### TASK REQUIREMENTS
Copy the data below. Keep every line exactly as it is.

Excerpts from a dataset
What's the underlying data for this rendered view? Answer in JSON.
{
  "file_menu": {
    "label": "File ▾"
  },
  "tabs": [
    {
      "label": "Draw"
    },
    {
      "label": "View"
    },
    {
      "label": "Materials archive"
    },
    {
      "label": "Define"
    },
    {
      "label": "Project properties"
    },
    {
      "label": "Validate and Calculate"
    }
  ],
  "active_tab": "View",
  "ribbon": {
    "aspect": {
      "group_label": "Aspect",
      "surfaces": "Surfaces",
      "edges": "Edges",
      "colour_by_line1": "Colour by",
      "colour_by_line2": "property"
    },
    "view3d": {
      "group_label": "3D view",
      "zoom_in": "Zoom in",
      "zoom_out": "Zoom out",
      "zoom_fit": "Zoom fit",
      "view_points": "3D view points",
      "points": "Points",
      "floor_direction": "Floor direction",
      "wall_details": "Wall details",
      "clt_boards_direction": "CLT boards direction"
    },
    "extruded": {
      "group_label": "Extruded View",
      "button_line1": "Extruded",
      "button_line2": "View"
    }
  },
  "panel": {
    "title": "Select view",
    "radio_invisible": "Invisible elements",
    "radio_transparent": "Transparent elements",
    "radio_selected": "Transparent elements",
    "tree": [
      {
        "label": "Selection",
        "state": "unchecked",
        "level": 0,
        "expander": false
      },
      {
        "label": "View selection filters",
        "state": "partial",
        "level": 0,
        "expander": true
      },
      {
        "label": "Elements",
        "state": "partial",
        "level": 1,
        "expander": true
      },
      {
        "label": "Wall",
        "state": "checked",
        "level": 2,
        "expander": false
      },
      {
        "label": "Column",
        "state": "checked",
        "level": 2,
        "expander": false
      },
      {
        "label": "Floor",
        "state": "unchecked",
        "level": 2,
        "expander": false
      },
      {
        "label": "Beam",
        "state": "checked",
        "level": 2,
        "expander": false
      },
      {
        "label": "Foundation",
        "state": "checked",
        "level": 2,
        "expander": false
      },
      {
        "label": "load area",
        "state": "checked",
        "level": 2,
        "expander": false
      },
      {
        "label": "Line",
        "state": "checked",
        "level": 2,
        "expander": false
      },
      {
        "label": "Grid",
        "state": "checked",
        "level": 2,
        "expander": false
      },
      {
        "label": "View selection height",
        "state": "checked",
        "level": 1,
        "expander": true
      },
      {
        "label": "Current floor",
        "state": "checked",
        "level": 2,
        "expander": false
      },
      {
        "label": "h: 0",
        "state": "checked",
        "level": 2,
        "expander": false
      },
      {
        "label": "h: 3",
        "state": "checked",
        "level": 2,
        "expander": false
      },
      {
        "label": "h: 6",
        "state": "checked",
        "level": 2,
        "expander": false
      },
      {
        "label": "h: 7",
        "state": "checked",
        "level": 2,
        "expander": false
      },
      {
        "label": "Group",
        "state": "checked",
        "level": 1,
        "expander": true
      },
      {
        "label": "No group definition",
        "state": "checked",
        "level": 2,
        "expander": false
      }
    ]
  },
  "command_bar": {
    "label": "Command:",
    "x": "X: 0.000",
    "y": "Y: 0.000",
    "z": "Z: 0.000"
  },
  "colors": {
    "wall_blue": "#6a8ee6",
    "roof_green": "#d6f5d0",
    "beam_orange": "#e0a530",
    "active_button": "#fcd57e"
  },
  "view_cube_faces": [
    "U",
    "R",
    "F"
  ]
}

### RESULT
What's the underlying data for this rendered view? Answer in JSON.
{
  "file_menu": {
    "label": "File ▾"
  },
  "tabs": [
    {
      "label": "Draw"
    },
    {
      "label": "View"
    },
    {
      "label": "Materials archive"
    },
    {
      "label": "Define"
    },
    {
      "label": "Project properties"
    },
    {
      "label": "Validate and Calculate"
    }
  ],
  "active_tab": "View",
  "ribbon": {
    "aspect": {
      "group_label": "Aspect",
      "surfaces": "Surfaces",
      "edges": "Edges",
      "colour_by_line1": "Colour by",
      "colour_by_line2": "property"
    },
    "view3d": {
      "group_label": "3D view",
      "zoom_in": "Zoom in",
      "zoom_out": "Zoom out",
      "zoom_fit": "Zoom fit",
      "view_points": "3D view points",
      "points": "Points",
      "floor_direction": "Floor direction",
      "wall_details": "Wall details",
      "clt_boards_direction": "CLT boards direction"
    },
    "extruded": {
      "group_label": "Extruded View",
      "button_line1": "Extruded",
      "button_line2": "View"
    }
  },
  "panel": {
    "title": "Select view",
    "radio_invisible": "Invisible elements",
    "radio_transparent": "Transparent elements",
    "radio_selected": "Transparent elements",
    "tree": [
      {
        "label": "Selection",
        "state": "unchecked",
        "level": 0,
        "expander": false
      },
      {
        "label": "View selection filters",
        "state": "partial",
        "level": 0,
        "expander": true
      },
      {
        "label": "Elements",
        "state": "partial",
        "level": 1,
        "expander": true
      },
      {
        "label": "Wall",
        "state": "checked",
        "level": 2,
        "expander": false
      },
      {
        "label": "Column",
        "state": "checked",
        "level": 2,
        "expander": false
      },
      {
        "label": "Floor",
        "state": "unchecked",
        "level": 2,
        "expander": false
      },
      {
        "label": "Beam",
        "state": "checked",
        "level": 2,
        "expander": false
      },
      {
        "label": "Foundation",
        "state": "checked",
        "level": 2,
        "expander": false
      },
      {
        "label": "load area",
        "state": "checked",
        "level": 2,
        "expander": false
      },
      {
        "label": "Line",
        "state": "checked",
        "level": 2,
        "expander": false
      },
      {
        "label": "Grid",
        "state": "checked",
        "level": 2,
        "expander": false
      },
      {
        "label": "View selection height",
        "state": "checked",
        "level": 1,
        "expander": true
      },
      {
        "label": "Current floor",
        "state": "checked",
        "level": 2,
        "expander": false
      },
      {
        "label": "h: 0",
        "state": "checked",
        "level": 2,
        "expander": false
      },
      {
        "label": "h: 3",
        "state": "checked",
        "level": 2,
        "expander": false
      },
      {
        "label": "h: 6",
        "state": "checked",
        "level": 2,
        "expander": false
      },
      {
        "label": "h: 7",
        "state": "checked",
        "level": 2,
        "expander": false
      },
      {
        "label": "Group",
        "state": "checked",
        "level": 1,
        "expander": true
      },
      {
        "label": "No group definition",
        "state": "checked",
        "level": 2,
        "expander": false
      }
    ]
  },
  "command_bar": {
    "label": "Command:",
    "x": "X: 0.000",
    "y": "Y: 0.000",
    "z": "Z: 0.000"
  },
  "colors": {
    "wall_blue": "#6a8ee6",
    "roof_green": "#d6f5d0",
    "beam_orange": "#e0a530",
    "active_button": "#fcd57e"
  },
  "view_cube_faces": [
    "U",
    "R",
    "F"
  ]
}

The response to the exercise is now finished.